**Provided material**.

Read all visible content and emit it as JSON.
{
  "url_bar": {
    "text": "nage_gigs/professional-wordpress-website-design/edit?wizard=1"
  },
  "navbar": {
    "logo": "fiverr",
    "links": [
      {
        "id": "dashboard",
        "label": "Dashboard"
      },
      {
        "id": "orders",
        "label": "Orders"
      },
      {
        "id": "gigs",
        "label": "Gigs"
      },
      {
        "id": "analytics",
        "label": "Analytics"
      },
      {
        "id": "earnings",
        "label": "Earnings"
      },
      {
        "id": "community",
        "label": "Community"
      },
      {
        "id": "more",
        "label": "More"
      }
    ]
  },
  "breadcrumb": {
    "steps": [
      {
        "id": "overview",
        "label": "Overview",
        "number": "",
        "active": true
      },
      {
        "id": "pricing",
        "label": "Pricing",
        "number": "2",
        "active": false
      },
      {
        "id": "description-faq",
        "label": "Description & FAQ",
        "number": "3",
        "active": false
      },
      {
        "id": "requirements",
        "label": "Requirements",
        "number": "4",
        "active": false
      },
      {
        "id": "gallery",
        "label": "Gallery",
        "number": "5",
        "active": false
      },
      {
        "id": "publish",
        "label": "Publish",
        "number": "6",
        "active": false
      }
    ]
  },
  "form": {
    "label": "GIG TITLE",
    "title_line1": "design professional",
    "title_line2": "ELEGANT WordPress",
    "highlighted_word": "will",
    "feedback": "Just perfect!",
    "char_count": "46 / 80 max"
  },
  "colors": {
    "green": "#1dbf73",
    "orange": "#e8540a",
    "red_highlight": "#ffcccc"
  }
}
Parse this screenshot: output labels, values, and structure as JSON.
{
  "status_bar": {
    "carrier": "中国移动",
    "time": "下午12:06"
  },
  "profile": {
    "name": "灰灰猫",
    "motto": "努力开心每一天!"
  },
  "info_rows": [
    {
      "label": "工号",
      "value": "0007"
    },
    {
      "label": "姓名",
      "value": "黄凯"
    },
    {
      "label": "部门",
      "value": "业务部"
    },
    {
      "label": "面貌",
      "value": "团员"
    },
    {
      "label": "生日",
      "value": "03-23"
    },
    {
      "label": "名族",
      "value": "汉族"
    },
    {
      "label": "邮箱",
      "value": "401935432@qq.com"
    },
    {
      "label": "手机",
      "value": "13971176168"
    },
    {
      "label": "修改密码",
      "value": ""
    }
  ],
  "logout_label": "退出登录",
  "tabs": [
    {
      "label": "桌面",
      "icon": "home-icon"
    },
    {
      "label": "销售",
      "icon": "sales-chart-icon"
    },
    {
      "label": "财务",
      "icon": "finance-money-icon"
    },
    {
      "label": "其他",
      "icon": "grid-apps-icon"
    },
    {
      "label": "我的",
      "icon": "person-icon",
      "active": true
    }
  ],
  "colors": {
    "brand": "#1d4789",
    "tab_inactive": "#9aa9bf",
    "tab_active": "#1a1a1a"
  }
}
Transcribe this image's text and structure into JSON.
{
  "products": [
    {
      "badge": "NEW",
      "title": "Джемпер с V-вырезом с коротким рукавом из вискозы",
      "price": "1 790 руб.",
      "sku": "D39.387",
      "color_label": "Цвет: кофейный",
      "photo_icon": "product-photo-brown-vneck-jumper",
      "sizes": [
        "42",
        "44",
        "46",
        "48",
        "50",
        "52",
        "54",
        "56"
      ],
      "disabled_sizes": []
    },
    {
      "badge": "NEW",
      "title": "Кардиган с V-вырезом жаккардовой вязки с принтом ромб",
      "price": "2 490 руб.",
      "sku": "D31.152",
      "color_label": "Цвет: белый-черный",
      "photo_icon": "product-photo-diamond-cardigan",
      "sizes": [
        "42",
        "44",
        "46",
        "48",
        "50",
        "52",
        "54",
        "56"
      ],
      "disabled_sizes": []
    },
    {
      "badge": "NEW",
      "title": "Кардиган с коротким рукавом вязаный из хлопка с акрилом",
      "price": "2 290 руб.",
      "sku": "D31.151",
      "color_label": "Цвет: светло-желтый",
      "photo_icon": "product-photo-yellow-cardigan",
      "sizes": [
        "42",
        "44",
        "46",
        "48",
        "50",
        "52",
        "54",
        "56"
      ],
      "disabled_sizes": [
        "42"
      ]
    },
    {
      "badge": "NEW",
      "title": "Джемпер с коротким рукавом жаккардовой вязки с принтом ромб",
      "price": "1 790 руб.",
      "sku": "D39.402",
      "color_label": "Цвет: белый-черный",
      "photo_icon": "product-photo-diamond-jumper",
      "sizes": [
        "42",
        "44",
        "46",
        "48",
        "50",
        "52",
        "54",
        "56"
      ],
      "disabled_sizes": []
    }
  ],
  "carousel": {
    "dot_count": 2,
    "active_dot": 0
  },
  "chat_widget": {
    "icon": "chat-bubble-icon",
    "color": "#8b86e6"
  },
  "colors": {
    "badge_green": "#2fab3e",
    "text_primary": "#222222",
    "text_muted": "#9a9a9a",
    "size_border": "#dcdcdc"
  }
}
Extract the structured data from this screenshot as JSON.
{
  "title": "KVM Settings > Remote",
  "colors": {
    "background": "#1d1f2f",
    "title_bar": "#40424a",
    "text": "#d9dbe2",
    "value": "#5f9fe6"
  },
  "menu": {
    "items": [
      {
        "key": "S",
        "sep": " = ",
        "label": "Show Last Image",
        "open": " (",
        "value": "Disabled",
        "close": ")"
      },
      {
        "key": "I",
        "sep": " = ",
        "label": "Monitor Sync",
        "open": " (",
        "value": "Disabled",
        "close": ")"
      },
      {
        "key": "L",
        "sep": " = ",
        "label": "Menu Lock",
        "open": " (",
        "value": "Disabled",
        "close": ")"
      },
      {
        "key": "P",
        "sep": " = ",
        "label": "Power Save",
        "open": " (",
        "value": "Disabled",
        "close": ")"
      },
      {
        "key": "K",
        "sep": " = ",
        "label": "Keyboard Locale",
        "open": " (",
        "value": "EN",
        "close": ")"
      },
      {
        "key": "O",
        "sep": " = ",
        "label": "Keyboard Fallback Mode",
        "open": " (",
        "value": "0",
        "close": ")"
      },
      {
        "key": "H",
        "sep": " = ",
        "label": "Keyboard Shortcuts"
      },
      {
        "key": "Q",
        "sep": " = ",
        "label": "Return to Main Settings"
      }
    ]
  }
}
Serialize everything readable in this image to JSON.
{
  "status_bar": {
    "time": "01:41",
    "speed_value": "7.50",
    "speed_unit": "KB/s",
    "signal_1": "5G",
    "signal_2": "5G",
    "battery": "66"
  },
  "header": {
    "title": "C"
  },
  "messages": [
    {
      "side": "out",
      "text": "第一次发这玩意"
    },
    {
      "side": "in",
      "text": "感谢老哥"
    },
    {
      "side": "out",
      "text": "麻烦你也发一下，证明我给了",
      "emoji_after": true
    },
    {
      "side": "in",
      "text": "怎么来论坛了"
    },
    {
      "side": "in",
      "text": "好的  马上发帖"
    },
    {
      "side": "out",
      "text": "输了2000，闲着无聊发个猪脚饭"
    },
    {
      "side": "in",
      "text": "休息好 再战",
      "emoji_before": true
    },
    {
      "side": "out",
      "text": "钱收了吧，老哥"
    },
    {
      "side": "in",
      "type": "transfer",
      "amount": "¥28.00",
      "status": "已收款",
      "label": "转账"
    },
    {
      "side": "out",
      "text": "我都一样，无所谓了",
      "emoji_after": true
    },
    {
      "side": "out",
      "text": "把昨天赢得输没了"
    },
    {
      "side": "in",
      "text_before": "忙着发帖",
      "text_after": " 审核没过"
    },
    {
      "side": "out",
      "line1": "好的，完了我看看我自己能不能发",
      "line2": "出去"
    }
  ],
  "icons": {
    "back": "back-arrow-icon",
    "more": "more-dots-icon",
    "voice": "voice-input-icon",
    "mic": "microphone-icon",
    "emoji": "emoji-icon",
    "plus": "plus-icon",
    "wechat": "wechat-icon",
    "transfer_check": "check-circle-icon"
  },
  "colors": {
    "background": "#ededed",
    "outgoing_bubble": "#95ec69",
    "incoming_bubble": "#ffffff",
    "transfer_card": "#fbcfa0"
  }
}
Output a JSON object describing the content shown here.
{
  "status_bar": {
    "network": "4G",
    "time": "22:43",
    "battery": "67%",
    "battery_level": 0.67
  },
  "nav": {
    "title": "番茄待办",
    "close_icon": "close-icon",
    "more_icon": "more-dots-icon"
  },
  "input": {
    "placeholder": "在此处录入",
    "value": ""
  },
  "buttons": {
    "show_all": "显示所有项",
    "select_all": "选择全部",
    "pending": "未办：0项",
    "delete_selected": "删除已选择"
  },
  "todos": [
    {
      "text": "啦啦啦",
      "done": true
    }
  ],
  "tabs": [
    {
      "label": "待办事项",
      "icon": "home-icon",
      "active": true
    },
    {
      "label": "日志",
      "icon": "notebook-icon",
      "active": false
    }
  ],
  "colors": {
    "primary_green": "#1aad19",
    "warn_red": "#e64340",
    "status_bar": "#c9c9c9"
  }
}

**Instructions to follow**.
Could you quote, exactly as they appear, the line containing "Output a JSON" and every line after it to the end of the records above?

**Written answer**.
Output a JSON object describing the content shown here.
{
  "status_bar": {
    "network": "4G",
    "time": "22:43",
    "battery": "67%",
    "battery_level": 0.67
  },
  "nav": {
    "title": "番茄待办",
    "close_icon": "close-icon",
    "more_icon": "more-dots-icon"
  },
  "input": {
    "placeholder": "在此处录入",
    "value": ""
  },
  "buttons": {
    "show_all": "显示所有项",
    "select_all": "选择全部",
    "pending": "未办：0项",
    "delete_selected": "删除已选择"
  },
  "todos": [
    {
      "text": "啦啦啦",
      "done": true
    }
  ],
  "tabs": [
    {
      "label": "待办事项",
      "icon": "home-icon",
      "active": true
    },
    {
      "label": "日志",
      "icon": "notebook-icon",
      "active": false
    }
  ],
  "colors": {
    "primary_green": "#1aad19",
    "warn_red": "#e64340",
    "status_bar": "#c9c9c9"
  }
}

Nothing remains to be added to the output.